So how do falconers like Steve get their birds of prey?

The answer is that all of the raptors used in falconry in the UK today are either captive-bred in this country or imported under licence. Birds of prey bought from these breeders must come with the necessary legal paperwork, which - depending on the bird and its status under the law - may simply be confirmation of origin or an Article 10, which is like a passport for a bird. The Article 10 paperwork, for 'Schedule 4' endangered birds (9 of them, including the peregrine, merlin and golden eagle) contains information about the bird's parents and is matched with a numbered ring on the bird's leg. The Government Department for the Environment, Food and Rural Affairs (DEFRA) oversees this registration process.

British captive-bred stock may stem from wild-captured birds taken under licence or before the 1981 Act. Birds are bred in captivity by dedicated, skilled falconers and breeders who have learned to replicate nature as closely as possible in order to achieve any success. 

Why and how did captive-breeding start?

Captive breeding was initially a reaction to raptor population devastation caused by pesticides such as DDT in the 1950s. Changes in farming practices (enabled by pesticide use) and the effect of the poisons themselves decimated bird numbers during the 1960s. Prey species were drastically reduced in number and diversity and raptors' eggs were damaged by the pesticides, preventing their shells from developing properly. Raptor numbers declined sharply. Starting with peregrines, a small number of falconers set out to breed them in captivity, helping to save and then strengthen the population over time. 

Captive-bred birds can be released successfully into the wild, using a process called 'hacking', which we'll cover in another post. 

The network of UK's falconers and their mutual interests and interactions means that birds are now routinely exchanged or sold between them, depending on need and circumstances. Where a falconer can no longer provide a bird with the hunting grounds or secure mews it needs, another falconer will take on the bird instead. Some birds live for many years and may be retired from a breeding programme or from hunting, living out their days in more sedate places such as Falconry Centres, Owl Sanctuaries and Safari Parks across the UK.

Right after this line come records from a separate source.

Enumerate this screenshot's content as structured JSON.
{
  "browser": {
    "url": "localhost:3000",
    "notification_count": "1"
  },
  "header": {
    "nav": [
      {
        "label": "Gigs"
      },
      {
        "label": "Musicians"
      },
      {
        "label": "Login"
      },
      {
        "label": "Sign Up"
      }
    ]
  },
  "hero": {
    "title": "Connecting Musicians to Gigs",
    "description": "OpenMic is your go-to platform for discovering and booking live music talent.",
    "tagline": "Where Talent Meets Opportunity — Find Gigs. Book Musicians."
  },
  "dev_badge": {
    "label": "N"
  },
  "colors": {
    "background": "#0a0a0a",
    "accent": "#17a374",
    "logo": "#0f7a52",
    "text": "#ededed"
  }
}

Those of you who remember Peggy, our peregrine (pictured above), may recall that she was a retired breeding bird. You can see from her really dark colouring that she's a mature female. Ailsa the Eagle Owl (below), on the other hand, was only about 4 years old (and called something else) when she was bought by Steve from friends who could no longer fly her every day. 

Ailsa was previously named Precious ;-)

Ailsa was previously named Precious ;-)

How much are birds of prey?

Not that you'd ever want to buy one, unless you were highly experienced or properly trained and had the appropriate set-up, but we're often asked how much the birds are worth. The rather unsatisfactory answer is that it depends. It depends on the quality, gender, rarity, and training; it depends on the breeder and the birds' availability! It depends on what they are used for and how old they are. But, as a broad example, a mature, trained female Golden Eagle would fetch anywhere from £5,000-£7,000, whilst a male Barn Owl can be found for under £100. The cleaning bills and food preparation are a whole other story, though!

No matter where they have sourced them, falconers like Steve are passionate about birds of prey and pride themselves in their husbandry and care. It takes many hours and needs daily input to keep a bird in peak condition. A bird's condition is evident - in their eyes, their feathers, their feet and their general demeanour.  It certainly affects their ability to fly or to hunt. But that's another post for another day!

Want to know more?

If you've enjoyed this post and would be interested in learning more about birds of prey, falconry or all things 'Scottish Countryman, please subscribe to The Scottish Countryman's blog.

If you have an idea for a future blog post, or just a falconry-related question you've always wanted to ask, please let us know. 


If you'd like to experience birds of prey up close, why not book a Bird of Prey Experience with us?  

Want to know what others thought about their bird of prey experience? Read the reviews about Steve and his captive-bred birds.